Problem statement
Every line below needs to be printed again exactly, without any of its pictures.

Provided records

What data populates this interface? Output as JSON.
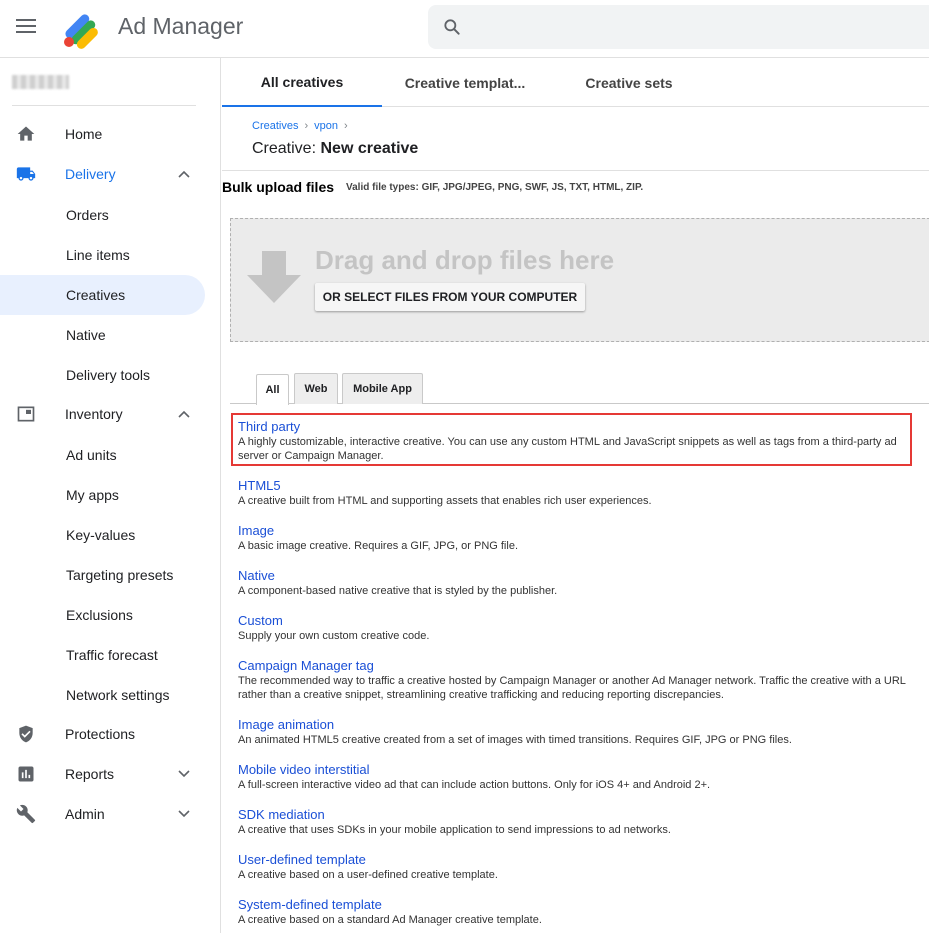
{
  "app": {
    "title": "Ad Manager"
  },
  "sidebar": {
    "items": [
      {
        "label": "Home"
      },
      {
        "label": "Delivery"
      },
      {
        "label": "Orders"
      },
      {
        "label": "Line items"
      },
      {
        "label": "Creatives"
      },
      {
        "label": "Native"
      },
      {
        "label": "Delivery tools"
      },
      {
        "label": "Inventory"
      },
      {
        "label": "Ad units"
      },
      {
        "label": "My apps"
      },
      {
        "label": "Key-values"
      },
      {
        "label": "Targeting presets"
      },
      {
        "label": "Exclusions"
      },
      {
        "label": "Traffic forecast"
      },
      {
        "label": "Network settings"
      },
      {
        "label": "Protections"
      },
      {
        "label": "Reports"
      },
      {
        "label": "Admin"
      }
    ]
  },
  "tabs": [
    {
      "label": "All creatives"
    },
    {
      "label": "Creative templat..."
    },
    {
      "label": "Creative sets"
    }
  ],
  "breadcrumb": {
    "items": [
      "Creatives",
      "vpon"
    ]
  },
  "page": {
    "title_prefix": "Creative:",
    "title_main": "New creative"
  },
  "bulk": {
    "title": "Bulk upload files",
    "valid_types": "Valid file types: GIF, JPG/JPEG, PNG, SWF, JS, TXT, HTML, ZIP.",
    "drop_text": "Drag and drop files here",
    "select_button": "OR SELECT FILES FROM YOUR COMPUTER"
  },
  "filter_tabs": [
    {
      "label": "All"
    },
    {
      "label": "Web"
    },
    {
      "label": "Mobile App"
    }
  ],
  "creative_types": [
    {
      "name": "Third party",
      "desc": "A highly customizable, interactive creative. You can use any custom HTML and JavaScript snippets as well as tags from a third-party ad server or Campaign Manager."
    },
    {
      "name": "HTML5",
      "desc": "A creative built from HTML and supporting assets that enables rich user experiences."
    },
    {
      "name": "Image",
      "desc": "A basic image creative. Requires a GIF, JPG, or PNG file."
    },
    {
      "name": "Native",
      "desc": "A component-based native creative that is styled by the publisher."
    },
    {
      "name": "Custom",
      "desc": "Supply your own custom creative code."
    },
    {
      "name": "Campaign Manager tag",
      "desc": "The recommended way to traffic a creative hosted by Campaign Manager or another Ad Manager network. Traffic the creative with a URL rather than a creative snippet, streamlining creative trafficking and reducing reporting discrepancies."
    },
    {
      "name": "Image animation",
      "desc": "An animated HTML5 creative created from a set of images with timed transitions. Requires GIF, JPG or PNG files."
    },
    {
      "name": "Mobile video interstitial",
      "desc": "A full-screen interactive video ad that can include action buttons. Only for iOS 4+ and Android 2+."
    },
    {
      "name": "SDK mediation",
      "desc": "A creative that uses SDKs in your mobile application to send impressions to ad networks."
    },
    {
      "name": "User-defined template",
      "desc": "A creative based on a user-defined creative template."
    },
    {
      "name": "System-defined template",
      "desc": "A creative based on a standard Ad Manager creative template."
    }
  ],
  "colors": {
    "accent": "#1a73e8",
    "highlight": "#e53935",
    "link": "#1a4fd6"
  }
}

Result
What data populates this interface? Output as JSON.
{
  "app": {
    "title": "Ad Manager"
  },
  "sidebar": {
    "items": [
      {
        "label": "Home"
      },
      {
        "label": "Delivery"
      },
      {
        "label": "Orders"
      },
      {
        "label": "Line items"
      },
      {
        "label": "Creatives"
      },
      {
        "label": "Native"
      },
      {
        "label": "Delivery tools"
      },
      {
        "label": "Inventory"
      },
      {
        "label": "Ad units"
      },
      {
        "label": "My apps"
      },
      {
        "label": "Key-values"
      },
      {
        "label": "Targeting presets"
      },
      {
        "label": "Exclusions"
      },
      {
        "label": "Traffic forecast"
      },
      {
        "label": "Network settings"
      },
      {
        "label": "Protections"
      },
      {
        "label": "Reports"
      },
      {
        "label": "Admin"
      }
    ]
  },
  "tabs": [
    {
      "label": "All creatives"
    },
    {
      "label": "Creative templat..."
    },
    {
      "label": "Creative sets"
    }
  ],
  "breadcrumb": {
    "items": [
      "Creatives",
      "vpon"
    ]
  },
  "page": {
    "title_prefix": "Creative:",
    "title_main": "New creative"
  },
  "bulk": {
    "title": "Bulk upload files",
    "valid_types": "Valid file types: GIF, JPG/JPEG, PNG, SWF, JS, TXT, HTML, ZIP.",
    "drop_text": "Drag and drop files here",
    "select_button": "OR SELECT FILES FROM YOUR COMPUTER"
  },
  "filter_tabs": [
    {
      "label": "All"
    },
    {
      "label": "Web"
    },
    {
      "label": "Mobile App"
    }
  ],
  "creative_types": [
    {
      "name": "Third party",
      "desc": "A highly customizable, interactive creative. You can use any custom HTML and JavaScript snippets as well as tags from a third-party ad server or Campaign Manager."
    },
    {
      "name": "HTML5",
      "desc": "A creative built from HTML and supporting assets that enables rich user experiences."
    },
    {
      "name": "Image",
      "desc": "A basic image creative. Requires a GIF, JPG, or PNG file."
    },
    {
      "name": "Native",
      "desc": "A component-based native creative that is styled by the publisher."
    },
    {
      "name": "Custom",
      "desc": "Supply your own custom creative code."
    },
    {
      "name": "Campaign Manager tag",
      "desc": "The recommended way to traffic a creative hosted by Campaign Manager or another Ad Manager network. Traffic the creative with a URL rather than a creative snippet, streamlining creative trafficking and reducing reporting discrepancies."
    },
    {
      "name": "Image animation",
      "desc": "An animated HTML5 creative created from a set of images with timed transitions. Requires GIF, JPG or PNG files."
    },
    {
      "name": "Mobile video interstitial",
      "desc": "A full-screen interactive video ad that can include action buttons. Only for iOS 4+ and Android 2+."
    },
    {
      "name": "SDK mediation",
      "desc": "A creative that uses SDKs in your mobile application to send impressions to ad networks."
    },
    {
      "name": "User-defined template",
      "desc": "A creative based on a user-defined creative template."
    },
    {
      "name": "System-defined template",
      "desc": "A creative based on a standard Ad Manager creative template."
    }
  ],
  "colors": {
    "accent": "#1a73e8",
    "highlight": "#e53935",
    "link": "#1a4fd6"
  }
}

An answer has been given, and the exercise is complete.